Between parties, shopping, and vacation time, it’s a wonder anyone gets any work done around the holidays. Whether you’re trying to cram in last-minute gift buying, stressed about your mother-in-law’s looming visit, or simply suffering from year-end burn out, there’s a good chance your productivity tends to dip the closer you get to the New Year.
You’re not alone. Twenty-two percent of people surveyed by Accountemps said they were less productive in the week before a major holiday. Thirty-two percent of people said they actually worked harder before a holiday break. The survey didn’t ask why some people felt like they weren’t getting as much done as they normally would, but it’s easy to guess why. Even if you’re not distracted by your own plans, your performance can suffer because your co-workers are less focused or your boss is on vacation.
“The holidays are a hectic time for many professionals, and people react differently under pressure,” said Bill Driscoll, a district president for Accountemps. “For some, upcoming holidays spur them to move faster and more efficiently, while others are slowed down by the feeling of being pulled in many directions.”
If you feel a severe case of holiday-induced panic setting in, take a deep breath and relax. It’s possible to enjoy yourself at this time of year and still show your boss that you’re a stellar employee. Here are five tips for staying focused and productive at work during the holiday season.
1. Don’t overbook yourself
Your social calendar is probably pretty crowded at this time of year. Parties are part of the holiday fun, but if you book yourself solid through the entire month of December you run the risk of burn out. Make sure you leave some down time in your schedule so that you can rest and recuperate. Celebrations that drag on into the wee hours can also be a problem. People who get poor sleep are less productive at work, according to a study published in the Journal of Occupational and Environmental Medicine, and one over-tired employee costs an employer nearly $2,000 a year.
2. Avoid overindulgence
A little overindulgence is almost inevitable at this time of year, but knock back too many cocktails or sample cookies by the dozen and you’ll start to feel the ill effects. Hangovers cost the American economy $77 billion every year, according to the Centers for Disease Control and Prevention. An unhealthy diet can also make you less productive at work, a study at Brigham Young University found. Try to stick to mostly healthy foods and you’ll find it easier to stay focused at the office.
3. Prioritize your to-dos
You’ve got a vacation coming up and a to-do list a mile long. Prioritizing your tasks can help you get the most important things done before you head out for your holiday break. Focus on the most important items first and try not to get caught up in the small stuff and distracting, last-minute projects.
“The psychological relief of clearing your mental clutter and then removing some burdens is immense,” productivity expert Casey Moore told Forbes. “It makes your holidays more joyful and energizes you to accomplish your front burner tasks.”
Another tip: Write tomorrow’s to-do list before you leave the office for the day.

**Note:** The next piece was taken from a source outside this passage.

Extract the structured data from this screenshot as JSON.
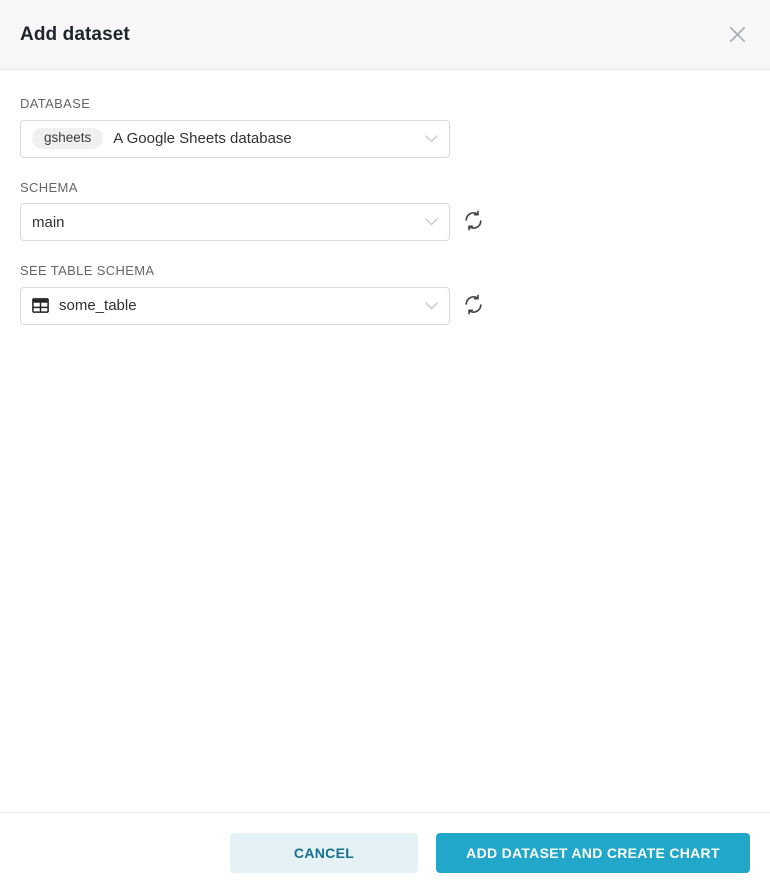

You’ll be able to hit the ground running the next morning and may even be able to cut the amount of time you spend worrying about work when you’re not on the clock.
4. Curb online shopping
Roughly half of workers surveyed by CareerBuilder in 2014 said they planned to do some online holiday shopping while at the office, and 10% of senior-level employees said they’d probably waste three hours or more browsing for gifts. While the lure of a Cyber Monday deal can be hard to resist, spending too much time scratching items off your shopping list or booking holiday travel can seriously cut into your work productivity. Limit your shopping time to your lunch hour or save the browsing for when you’re at home.
5. Get in the spirit
Don’t be a Grinch this holiday season. Happy workers are 12% more productive than unhappy workers, a study by researchers at the University of Warwick found. So, if draping your cubicle with tinsel or listening to Christmas tunes on repeat puts a smile on your face, don’t hold back. It may well improve the quality of your work. When you’re feeling overwhelmed by the hustle and bustle, take a few minutes for yourself and there’s a good chance you’ll return to your desk more motivated than before.
“The driving force seems to be that happier workers use the time they have more effectively, increasing the pace at which they can work without sacrificing quality,” Daniel Sgroi, the economist who conducted the study, said in a statement.